Data:
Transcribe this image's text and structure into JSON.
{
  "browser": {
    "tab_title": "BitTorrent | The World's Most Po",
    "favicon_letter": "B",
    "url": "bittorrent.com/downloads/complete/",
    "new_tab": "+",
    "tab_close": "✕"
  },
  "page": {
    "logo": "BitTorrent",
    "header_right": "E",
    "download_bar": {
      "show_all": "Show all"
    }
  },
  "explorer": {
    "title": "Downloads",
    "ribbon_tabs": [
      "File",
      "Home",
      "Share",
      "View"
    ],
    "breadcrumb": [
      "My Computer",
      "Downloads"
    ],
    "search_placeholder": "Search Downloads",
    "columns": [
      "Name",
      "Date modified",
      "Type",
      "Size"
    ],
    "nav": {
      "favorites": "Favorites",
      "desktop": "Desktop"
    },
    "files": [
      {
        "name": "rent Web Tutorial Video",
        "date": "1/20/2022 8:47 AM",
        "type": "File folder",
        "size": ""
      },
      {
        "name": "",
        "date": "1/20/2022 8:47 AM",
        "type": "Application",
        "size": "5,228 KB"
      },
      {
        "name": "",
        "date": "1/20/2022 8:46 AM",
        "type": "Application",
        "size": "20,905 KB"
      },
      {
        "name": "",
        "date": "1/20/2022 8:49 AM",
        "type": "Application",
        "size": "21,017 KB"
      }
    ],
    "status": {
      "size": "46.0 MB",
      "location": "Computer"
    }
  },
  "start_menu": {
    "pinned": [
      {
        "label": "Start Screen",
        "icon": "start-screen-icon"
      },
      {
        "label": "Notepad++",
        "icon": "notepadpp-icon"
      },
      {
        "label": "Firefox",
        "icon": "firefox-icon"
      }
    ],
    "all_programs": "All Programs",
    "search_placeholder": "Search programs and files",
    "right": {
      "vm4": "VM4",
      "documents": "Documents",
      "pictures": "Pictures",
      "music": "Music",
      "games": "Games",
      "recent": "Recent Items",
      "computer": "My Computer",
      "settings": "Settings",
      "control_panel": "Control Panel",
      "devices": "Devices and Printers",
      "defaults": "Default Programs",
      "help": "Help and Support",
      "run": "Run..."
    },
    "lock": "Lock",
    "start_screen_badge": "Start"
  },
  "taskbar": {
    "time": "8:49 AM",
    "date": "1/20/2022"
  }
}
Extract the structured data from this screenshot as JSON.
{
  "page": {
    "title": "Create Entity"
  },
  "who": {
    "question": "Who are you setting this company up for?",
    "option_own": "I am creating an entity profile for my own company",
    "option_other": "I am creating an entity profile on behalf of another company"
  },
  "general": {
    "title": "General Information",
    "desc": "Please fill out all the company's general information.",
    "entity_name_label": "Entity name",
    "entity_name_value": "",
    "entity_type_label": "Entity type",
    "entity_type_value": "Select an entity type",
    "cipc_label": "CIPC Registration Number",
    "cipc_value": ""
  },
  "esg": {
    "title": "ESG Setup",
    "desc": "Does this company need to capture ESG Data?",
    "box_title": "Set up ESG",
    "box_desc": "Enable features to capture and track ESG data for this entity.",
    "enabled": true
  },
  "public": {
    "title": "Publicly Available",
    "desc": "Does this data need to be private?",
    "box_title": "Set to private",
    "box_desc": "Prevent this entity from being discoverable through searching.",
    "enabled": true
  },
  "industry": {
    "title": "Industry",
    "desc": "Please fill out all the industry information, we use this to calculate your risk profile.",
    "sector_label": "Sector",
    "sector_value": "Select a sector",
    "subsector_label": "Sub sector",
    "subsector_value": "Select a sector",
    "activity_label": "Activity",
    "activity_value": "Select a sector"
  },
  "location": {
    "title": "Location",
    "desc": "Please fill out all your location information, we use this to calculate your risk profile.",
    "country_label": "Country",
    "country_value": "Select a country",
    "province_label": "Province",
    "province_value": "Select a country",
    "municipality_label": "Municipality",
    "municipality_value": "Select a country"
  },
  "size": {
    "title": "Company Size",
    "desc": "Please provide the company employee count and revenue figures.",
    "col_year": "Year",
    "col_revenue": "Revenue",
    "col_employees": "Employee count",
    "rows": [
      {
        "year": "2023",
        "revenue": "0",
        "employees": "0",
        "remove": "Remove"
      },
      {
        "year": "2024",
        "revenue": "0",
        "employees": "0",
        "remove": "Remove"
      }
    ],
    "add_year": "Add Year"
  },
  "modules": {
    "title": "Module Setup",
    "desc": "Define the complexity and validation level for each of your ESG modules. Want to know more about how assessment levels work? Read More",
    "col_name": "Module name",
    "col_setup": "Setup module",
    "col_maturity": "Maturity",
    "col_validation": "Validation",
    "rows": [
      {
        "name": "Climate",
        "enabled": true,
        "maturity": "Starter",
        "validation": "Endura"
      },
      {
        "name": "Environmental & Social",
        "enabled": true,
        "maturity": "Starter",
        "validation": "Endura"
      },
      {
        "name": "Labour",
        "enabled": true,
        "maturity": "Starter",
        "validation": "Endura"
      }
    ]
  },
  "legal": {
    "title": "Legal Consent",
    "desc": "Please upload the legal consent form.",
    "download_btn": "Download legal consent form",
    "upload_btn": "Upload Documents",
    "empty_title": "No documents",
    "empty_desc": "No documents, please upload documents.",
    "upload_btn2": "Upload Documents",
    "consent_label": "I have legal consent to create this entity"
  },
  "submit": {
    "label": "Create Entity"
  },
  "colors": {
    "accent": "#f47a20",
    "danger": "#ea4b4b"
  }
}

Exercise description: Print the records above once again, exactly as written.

Written reply:
Transcribe this image's text and structure into JSON.
{
  "browser": {
    "tab_title": "BitTorrent | The World's Most Po",
    "favicon_letter": "B",
    "url": "bittorrent.com/downloads/complete/",
    "new_tab": "+",
    "tab_close": "✕"
  },
  "page": {
    "logo": "BitTorrent",
    "header_right": "E",
    "download_bar": {
      "show_all": "Show all"
    }
  },
  "explorer": {
    "title": "Downloads",
    "ribbon_tabs": [
      "File",
      "Home",
      "Share",
      "View"
    ],
    "breadcrumb": [
      "My Computer",
      "Downloads"
    ],
    "search_placeholder": "Search Downloads",
    "columns": [
      "Name",
      "Date modified",
      "Type",
      "Size"
    ],
    "nav": {
      "favorites": "Favorites",
      "desktop": "Desktop"
    },
    "files": [
      {
        "name": "rent Web Tutorial Video",
        "date": "1/20/2022 8:47 AM",
        "type": "File folder",
        "size": ""
      },
      {
        "name": "",
        "date": "1/20/2022 8:47 AM",
        "type": "Application",
        "size": "5,228 KB"
      },
      {
        "name": "",
        "date": "1/20/2022 8:46 AM",
        "type": "Application",
        "size": "20,905 KB"
      },
      {
        "name": "",
        "date": "1/20/2022 8:49 AM",
        "type": "Application",
        "size": "21,017 KB"
      }
    ],
    "status": {
      "size": "46.0 MB",
      "location": "Computer"
    }
  },
  "start_menu": {
    "pinned": [
      {
        "label": "Start Screen",
        "icon": "start-screen-icon"
      },
      {
        "label": "Notepad++",
        "icon": "notepadpp-icon"
      },
      {
        "label": "Firefox",
        "icon": "firefox-icon"
      }
    ],
    "all_programs": "All Programs",
    "search_placeholder": "Search programs and files",
    "right": {
      "vm4": "VM4",
      "documents": "Documents",
      "pictures": "Pictures",
      "music": "Music",
      "games": "Games",
      "recent": "Recent Items",
      "computer": "My Computer",
      "settings": "Settings",
      "control_panel": "Control Panel",
      "devices": "Devices and Printers",
      "defaults": "Default Programs",
      "help": "Help and Support",
      "run": "Run..."
    },
    "lock": "Lock",
    "start_screen_badge": "Start"
  },
  "taskbar": {
    "time": "8:49 AM",
    "date": "1/20/2022"
  }
}
Extract the structured data from this screenshot as JSON.
{
  "page": {
    "title": "Create Entity"
  },
  "who": {
    "question": "Who are you setting this company up for?",
    "option_own": "I am creating an entity profile for my own company",
    "option_other": "I am creating an entity profile on behalf of another company"
  },
  "general": {
    "title": "General Information",
    "desc": "Please fill out all the company's general information.",
    "entity_name_label": "Entity name",
    "entity_name_value": "",
    "entity_type_label": "Entity type",
    "entity_type_value": "Select an entity type",
    "cipc_label": "CIPC Registration Number",
    "cipc_value": ""
  },
  "esg": {
    "title": "ESG Setup",
    "desc": "Does this company need to capture ESG Data?",
    "box_title": "Set up ESG",
    "box_desc": "Enable features to capture and track ESG data for this entity.",
    "enabled": true
  },
  "public": {
    "title": "Publicly Available",
    "desc": "Does this data need to be private?",
    "box_title": "Set to private",
    "box_desc": "Prevent this entity from being discoverable through searching.",
    "enabled": true
  },
  "industry": {
    "title": "Industry",
    "desc": "Please fill out all the industry information, we use this to calculate your risk profile.",
    "sector_label": "Sector",
    "sector_value": "Select a sector",
    "subsector_label": "Sub sector",
    "subsector_value": "Select a sector",
    "activity_label": "Activity",
    "activity_value": "Select a sector"
  },
  "location": {
    "title": "Location",
    "desc": "Please fill out all your location information, we use this to calculate your risk profile.",
    "country_label": "Country",
    "country_value": "Select a country",
    "province_label": "Province",
    "province_value": "Select a country",
    "municipality_label": "Municipality",
    "municipality_value": "Select a country"
  },
  "size": {
    "title": "Company Size",
    "desc": "Please provide the company employee count and revenue figures.",
    "col_year": "Year",
    "col_revenue": "Revenue",
    "col_employees": "Employee count",
    "rows": [
      {
        "year": "2023",
        "revenue": "0",
        "employees": "0",
        "remove": "Remove"
      },
      {
        "year": "2024",
        "revenue": "0",
        "employees": "0",
        "remove": "Remove"
      }
    ],
    "add_year": "Add Year"
  },
  "modules": {
    "title": "Module Setup",
    "desc": "Define the complexity and validation level for each of your ESG modules. Want to know more about how assessment levels work? Read More",
    "col_name": "Module name",
    "col_setup": "Setup module",
    "col_maturity": "Maturity",
    "col_validation": "Validation",
    "rows": [
      {
        "name": "Climate",
        "enabled": true,
        "maturity": "Starter",
        "validation": "Endura"
      },
      {
        "name": "Environmental & Social",
        "enabled": true,
        "maturity": "Starter",
        "validation": "Endura"
      },
      {
        "name": "Labour",
        "enabled": true,
        "maturity": "Starter",
        "validation": "Endura"
      }
    ]
  },
  "legal": {
    "title": "Legal Consent",
    "desc": "Please upload the legal consent form.",
    "download_btn": "Download legal consent form",
    "upload_btn": "Upload Documents",
    "empty_title": "No documents",
    "empty_desc": "No documents, please upload documents.",
    "upload_btn2": "Upload Documents",
    "consent_label": "I have legal consent to create this entity"
  },
  "submit": {
    "label": "Create Entity"
  },
  "colors": {
    "accent": "#f47a20",
    "danger": "#ea4b4b"
  }
}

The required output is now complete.